| Prompt |
Repeat, without any change, the entries presented below.

···

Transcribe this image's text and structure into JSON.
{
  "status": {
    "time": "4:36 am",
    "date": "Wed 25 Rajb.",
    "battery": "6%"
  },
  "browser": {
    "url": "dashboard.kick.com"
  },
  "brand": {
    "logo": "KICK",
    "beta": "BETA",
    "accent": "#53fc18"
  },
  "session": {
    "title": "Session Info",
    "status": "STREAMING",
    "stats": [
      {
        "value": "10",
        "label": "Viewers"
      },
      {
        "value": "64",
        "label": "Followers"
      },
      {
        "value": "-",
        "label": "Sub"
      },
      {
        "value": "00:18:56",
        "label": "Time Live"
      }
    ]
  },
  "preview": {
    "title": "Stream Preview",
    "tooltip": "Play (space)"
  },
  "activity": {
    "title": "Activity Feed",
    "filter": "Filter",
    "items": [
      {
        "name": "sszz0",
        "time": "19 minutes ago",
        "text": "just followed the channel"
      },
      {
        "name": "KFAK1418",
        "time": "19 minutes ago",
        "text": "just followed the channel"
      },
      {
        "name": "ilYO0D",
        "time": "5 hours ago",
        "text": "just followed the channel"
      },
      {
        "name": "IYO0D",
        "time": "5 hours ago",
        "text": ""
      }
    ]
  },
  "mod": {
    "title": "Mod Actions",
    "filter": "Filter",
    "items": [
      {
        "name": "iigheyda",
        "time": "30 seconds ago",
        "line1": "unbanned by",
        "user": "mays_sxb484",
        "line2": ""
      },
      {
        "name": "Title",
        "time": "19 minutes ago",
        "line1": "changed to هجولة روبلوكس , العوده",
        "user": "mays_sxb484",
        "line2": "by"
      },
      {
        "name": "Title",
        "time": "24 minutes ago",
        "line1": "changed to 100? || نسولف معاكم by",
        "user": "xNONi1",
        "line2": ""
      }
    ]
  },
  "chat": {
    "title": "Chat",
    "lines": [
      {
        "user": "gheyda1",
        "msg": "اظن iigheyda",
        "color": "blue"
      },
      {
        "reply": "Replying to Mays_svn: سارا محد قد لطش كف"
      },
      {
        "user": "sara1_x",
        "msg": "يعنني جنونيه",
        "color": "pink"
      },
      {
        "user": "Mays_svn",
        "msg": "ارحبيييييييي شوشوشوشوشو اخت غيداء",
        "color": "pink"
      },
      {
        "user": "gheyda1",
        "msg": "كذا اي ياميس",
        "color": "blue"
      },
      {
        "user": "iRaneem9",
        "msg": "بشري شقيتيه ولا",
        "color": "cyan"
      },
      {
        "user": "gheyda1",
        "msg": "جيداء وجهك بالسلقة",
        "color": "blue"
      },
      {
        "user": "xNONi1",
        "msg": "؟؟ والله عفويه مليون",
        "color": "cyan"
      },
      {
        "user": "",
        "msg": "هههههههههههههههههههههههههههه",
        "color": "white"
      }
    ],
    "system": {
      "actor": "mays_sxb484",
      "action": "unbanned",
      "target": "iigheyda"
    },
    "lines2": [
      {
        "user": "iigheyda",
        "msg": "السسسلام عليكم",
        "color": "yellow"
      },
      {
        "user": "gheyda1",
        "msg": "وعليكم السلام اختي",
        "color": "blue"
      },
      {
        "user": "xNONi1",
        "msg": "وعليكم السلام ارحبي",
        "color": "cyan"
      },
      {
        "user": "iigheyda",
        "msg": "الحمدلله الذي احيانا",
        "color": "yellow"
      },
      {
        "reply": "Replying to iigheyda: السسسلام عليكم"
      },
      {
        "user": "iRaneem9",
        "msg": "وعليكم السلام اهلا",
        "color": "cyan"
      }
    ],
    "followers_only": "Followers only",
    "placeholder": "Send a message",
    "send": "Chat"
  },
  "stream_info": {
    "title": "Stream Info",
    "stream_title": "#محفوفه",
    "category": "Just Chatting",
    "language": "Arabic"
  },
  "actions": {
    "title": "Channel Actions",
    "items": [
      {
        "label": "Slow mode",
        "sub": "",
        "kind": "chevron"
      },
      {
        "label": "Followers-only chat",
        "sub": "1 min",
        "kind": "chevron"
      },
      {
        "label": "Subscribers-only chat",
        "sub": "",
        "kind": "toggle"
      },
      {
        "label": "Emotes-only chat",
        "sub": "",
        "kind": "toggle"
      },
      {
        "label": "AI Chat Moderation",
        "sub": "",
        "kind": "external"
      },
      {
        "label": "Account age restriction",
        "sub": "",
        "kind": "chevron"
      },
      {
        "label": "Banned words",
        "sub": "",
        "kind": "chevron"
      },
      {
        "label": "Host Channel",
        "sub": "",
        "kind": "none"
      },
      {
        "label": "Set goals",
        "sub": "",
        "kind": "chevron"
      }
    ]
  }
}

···

| Finished task |
Transcribe this image's text and structure into JSON.
{
  "status": {
    "time": "4:36 am",
    "date": "Wed 25 Rajb.",
    "battery": "6%"
  },
  "browser": {
    "url": "dashboard.kick.com"
  },
  "brand": {
    "logo": "KICK",
    "beta": "BETA",
    "accent": "#53fc18"
  },
  "session": {
    "title": "Session Info",
    "status": "STREAMING",
    "stats": [
      {
        "value": "10",
        "label": "Viewers"
      },
      {
        "value": "64",
        "label": "Followers"
      },
      {
        "value": "-",
        "label": "Sub"
      },
      {
        "value": "00:18:56",
        "label": "Time Live"
      }
    ]
  },
  "preview": {
    "title": "Stream Preview",
    "tooltip": "Play (space)"
  },
  "activity": {
    "title": "Activity Feed",
    "filter": "Filter",
    "items": [
      {
        "name": "sszz0",
        "time": "19 minutes ago",
        "text": "just followed the channel"
      },
      {
        "name": "KFAK1418",
        "time": "19 minutes ago",
        "text": "just followed the channel"
      },
      {
        "name": "ilYO0D",
        "time": "5 hours ago",
        "text": "just followed the channel"
      },
      {
        "name": "IYO0D",
        "time": "5 hours ago",
        "text": ""
      }
    ]
  },
  "mod": {
    "title": "Mod Actions",
    "filter": "Filter",
    "items": [
      {
        "name": "iigheyda",
        "time": "30 seconds ago",
        "line1": "unbanned by",
        "user": "mays_sxb484",
        "line2": ""
      },
      {
        "name": "Title",
        "time": "19 minutes ago",
        "line1": "changed to هجولة روبلوكس , العوده",
        "user": "mays_sxb484",
        "line2": "by"
      },
      {
        "name": "Title",
        "time": "24 minutes ago",
        "line1": "changed to 100? || نسولف معاكم by",
        "user": "xNONi1",
        "line2": ""
      }
    ]
  },
  "chat": {
    "title": "Chat",
    "lines": [
      {
        "user": "gheyda1",
        "msg": "اظن iigheyda",
        "color": "blue"
      },
      {
        "reply": "Replying to Mays_svn: سارا محد قد لطش كف"
      },
      {
        "user": "sara1_x",
        "msg": "يعنني جنونيه",
        "color": "pink"
      },
      {
        "user": "Mays_svn",
        "msg": "ارحبيييييييي شوشوشوشوشو اخت غيداء",
        "color": "pink"
      },
      {
        "user": "gheyda1",
        "msg": "كذا اي ياميس",
        "color": "blue"
      },
      {
        "user": "iRaneem9",
        "msg": "بشري شقيتيه ولا",
        "color": "cyan"
      },
      {
        "user": "gheyda1",
        "msg": "جيداء وجهك بالسلقة",
        "color": "blue"
      },
      {
        "user": "xNONi1",
        "msg": "؟؟ والله عفويه مليون",
        "color": "cyan"
      },
      {
        "user": "",
        "msg": "هههههههههههههههههههههههههههه",
        "color": "white"
      }
    ],
    "system": {
      "actor": "mays_sxb484",
      "action": "unbanned",
      "target": "iigheyda"
    },
    "lines2": [
      {
        "user": "iigheyda",
        "msg": "السسسلام عليكم",
        "color": "yellow"
      },
      {
        "user": "gheyda1",
        "msg": "وعليكم السلام اختي",
        "color": "blue"
      },
      {
        "user": "xNONi1",
        "msg": "وعليكم السلام ارحبي",
        "color": "cyan"
      },
      {
        "user": "iigheyda",
        "msg": "الحمدلله الذي احيانا",
        "color": "yellow"
      },
      {
        "reply": "Replying to iigheyda: السسسلام عليكم"
      },
      {
        "user": "iRaneem9",
        "msg": "وعليكم السلام اهلا",
        "color": "cyan"
      }
    ],
    "followers_only": "Followers only",
    "placeholder": "Send a message",
    "send": "Chat"
  },
  "stream_info": {
    "title": "Stream Info",
    "stream_title": "#محفوفه",
    "category": "Just Chatting",
    "language": "Arabic"
  },
  "actions": {
    "title": "Channel Actions",
    "items": [
      {
        "label": "Slow mode",
        "sub": "",
        "kind": "chevron"
      },
      {
        "label": "Followers-only chat",
        "sub": "1 min",
        "kind": "chevron"
      },
      {
        "label": "Subscribers-only chat",
        "sub": "",
        "kind": "toggle"
      },
      {
        "label": "Emotes-only chat",
        "sub": "",
        "kind": "toggle"
      },
      {
        "label": "AI Chat Moderation",
        "sub": "",
        "kind": "external"
      },
      {
        "label": "Account age restriction",
        "sub": "",
        "kind": "chevron"
      },
      {
        "label": "Banned words",
        "sub": "",
        "kind": "chevron"
      },
      {
        "label": "Host Channel",
        "sub": "",
        "kind": "none"
      },
      {
        "label": "Set goals",
        "sub": "",
        "kind": "chevron"
      }
    ]
  }
}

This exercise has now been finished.